• EXERCISE INPUTS:
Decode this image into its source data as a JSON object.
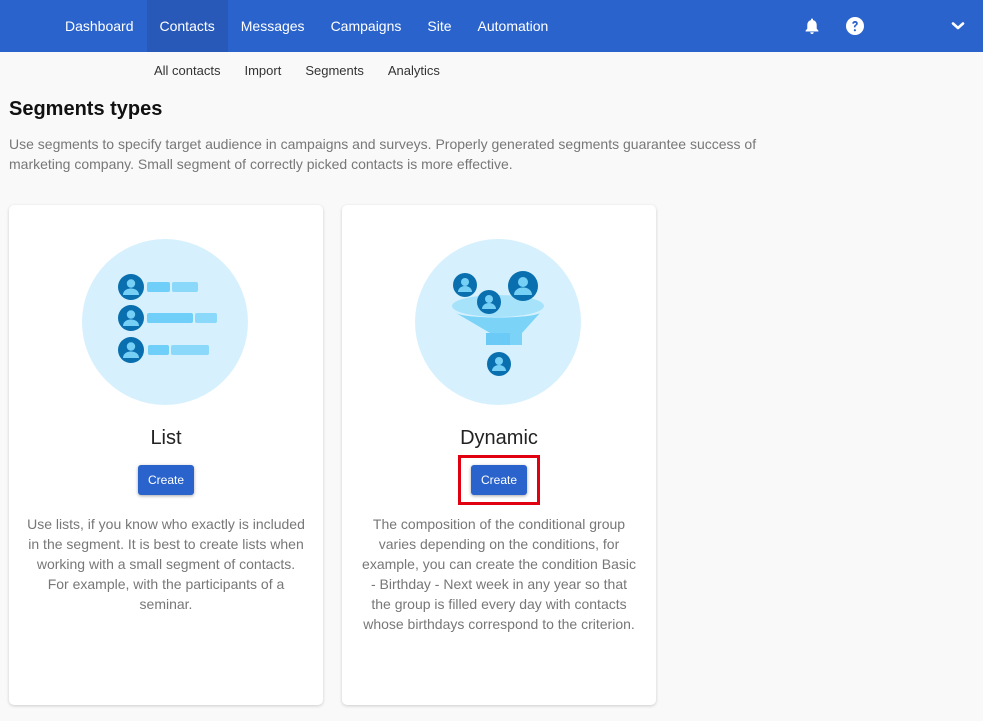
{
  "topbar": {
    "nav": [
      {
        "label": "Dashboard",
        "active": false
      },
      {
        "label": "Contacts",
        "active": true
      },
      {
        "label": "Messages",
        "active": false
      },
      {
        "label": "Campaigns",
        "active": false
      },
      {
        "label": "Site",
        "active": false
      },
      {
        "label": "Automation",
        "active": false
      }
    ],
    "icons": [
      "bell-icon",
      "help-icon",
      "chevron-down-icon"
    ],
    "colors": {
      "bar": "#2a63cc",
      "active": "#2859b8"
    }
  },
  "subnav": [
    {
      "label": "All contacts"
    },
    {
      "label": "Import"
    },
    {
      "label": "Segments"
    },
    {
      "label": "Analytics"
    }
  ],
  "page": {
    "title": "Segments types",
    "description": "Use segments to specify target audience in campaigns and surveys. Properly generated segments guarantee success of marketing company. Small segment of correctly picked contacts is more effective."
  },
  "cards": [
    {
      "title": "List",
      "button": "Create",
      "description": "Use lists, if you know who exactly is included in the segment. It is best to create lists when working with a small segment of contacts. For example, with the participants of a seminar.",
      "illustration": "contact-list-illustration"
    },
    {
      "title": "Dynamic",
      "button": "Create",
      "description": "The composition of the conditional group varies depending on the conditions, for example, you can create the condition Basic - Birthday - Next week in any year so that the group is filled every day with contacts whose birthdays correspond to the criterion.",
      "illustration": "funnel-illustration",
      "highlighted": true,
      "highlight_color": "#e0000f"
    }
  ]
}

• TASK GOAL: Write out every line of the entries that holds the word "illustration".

• WRITTEN REPLY:
      "illustration": "contact-list-illustration"
      "illustration": "funnel-illustration",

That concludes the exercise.